Don't Overlook Savings Credit

Tax savings easy to miss


By Kaye A. Thomas
Updated January 31, 2011

Applies to retirement savings in 401k, IRA, other accounts.

Recent changes in the tax laws have encouraged many employers to adopt automatic enrollment arrangements for their 401k plans. One effect will be a significant increase in the number of participants with moderate income — the kind who may qualify for the retirement savings contribution credit. This credit can be worth as much as 50% of the amount you contribute to a retirement plan. You don't receive this credit automatically, though. You have to claim the credit by filing Form 8880 with your 1040 or 1040A. When claiming this credit you can't use Form 1040EZ.

Who's affected

This credit is available for people who contribute to IRAs, 401k accounts, or certain other types of retirement accounts, but only if they meet certain requirements.

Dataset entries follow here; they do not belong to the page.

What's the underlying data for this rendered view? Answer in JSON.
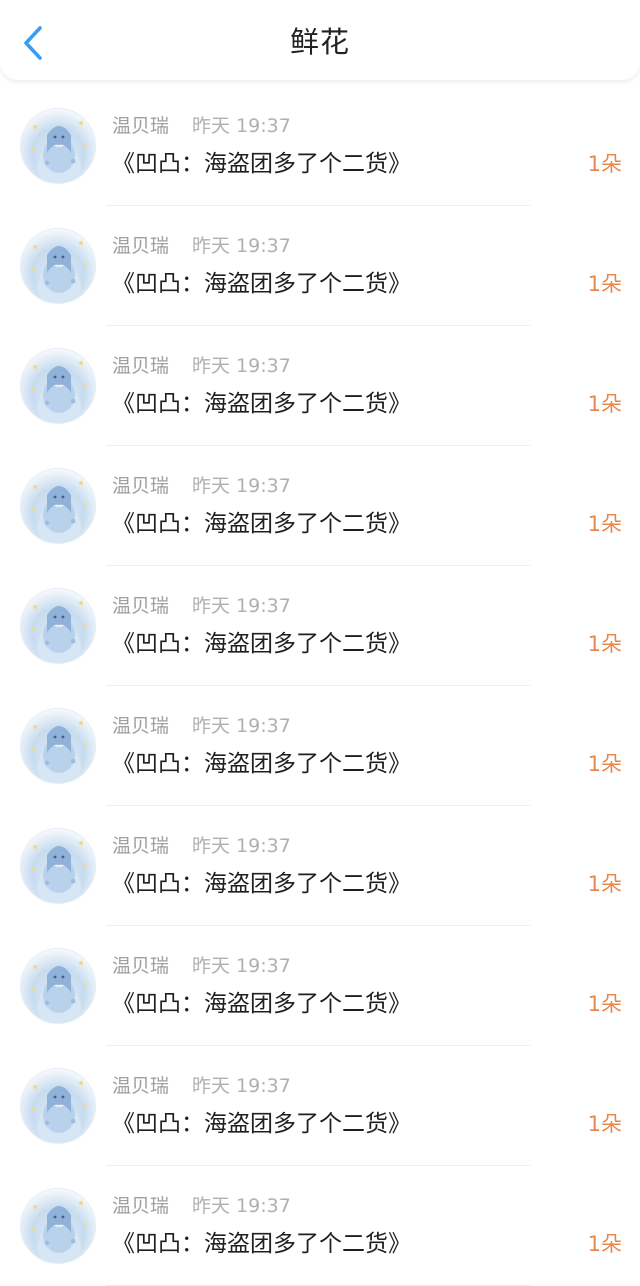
{
  "header": {
    "title": "鲜花",
    "back_icon": "chevron-left-icon",
    "accent_color": "#3a9df5"
  },
  "items": [
    {
      "sender": "温贝瑞",
      "time": "昨天 19:37",
      "message": "《凹凸：海盗团多了个二货》",
      "count": "1朵"
    },
    {
      "sender": "温贝瑞",
      "time": "昨天 19:37",
      "message": "《凹凸：海盗团多了个二货》",
      "count": "1朵"
    },
    {
      "sender": "温贝瑞",
      "time": "昨天 19:37",
      "message": "《凹凸：海盗团多了个二货》",
      "count": "1朵"
    },
    {
      "sender": "温贝瑞",
      "time": "昨天 19:37",
      "message": "《凹凸：海盗团多了个二货》",
      "count": "1朵"
    },
    {
      "sender": "温贝瑞",
      "time": "昨天 19:37",
      "message": "《凹凸：海盗团多了个二货》",
      "count": "1朵"
    },
    {
      "sender": "温贝瑞",
      "time": "昨天 19:37",
      "message": "《凹凸：海盗团多了个二货》",
      "count": "1朵"
    },
    {
      "sender": "温贝瑞",
      "time": "昨天 19:37",
      "message": "《凹凸：海盗团多了个二货》",
      "count": "1朵"
    },
    {
      "sender": "温贝瑞",
      "time": "昨天 19:37",
      "message": "《凹凸：海盗团多了个二货》",
      "count": "1朵"
    },
    {
      "sender": "温贝瑞",
      "time": "昨天 19:37",
      "message": "《凹凸：海盗团多了个二货》",
      "count": "1朵"
    },
    {
      "sender": "温贝瑞",
      "time": "昨天 19:37",
      "message": "《凹凸：海盗团多了个二货》",
      "count": "1朵"
    }
  ],
  "colors": {
    "count_text": "#e8884e",
    "sender_text": "#9e9e9e",
    "message_text": "#1f1f1f"
  }
}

The main ones:

  • You had to turn 18 by the end of the year.
  • You couldn't be a full-time student during five months of the year.
  • You won't be claimed as a dependent by someone else for that year.
  • Your adjusted gross income for the year is no more than $55,500 if married filing jointly, $41,625 if filing as a head of household, or $27,750 for any other filing status. (These numbers are for 2010 only. Check inflation-adjusted numbers here.)

Income limits are lower for the maximum credit of 50%, but you can get at least some credit up to the limits mentioned above.

Details: Retirement Savings Contribution Credit

Easy to miss

This credit is easy to overlook, especially if your retirement plan contribution doesn't show up on your tax return.

  • You generally don't have to report contributions to Roth IRAs because those contributions don't provide a deduction. But the credit is allowed for these contributions.
  • You don't report contributions you make to 401k or 403b accounts as an employee because the contributions simply reduce the amount that appears as compensation on Form W-2. Here again, the credit is available, but only if you claim it.

Even if you have a visible contribution on your tax return, such as a deduction for contributing to a traditional IRA, the IRS won't automatically grant the credit. It's your responsibility to attach Form 8880 if you want this credit.

A professional tax return preparer should know enough to ask whether you've made a retirement plan contribution in the past year and make sure you claim the credit if you're eligible. But you shouldn't assume you'll get this credit just because you use a pro (or a software program). Check to see if Form 8880 is attached to your return, and if not, find out if that's because you failed an eligibility test, or perhaps simply an oversight.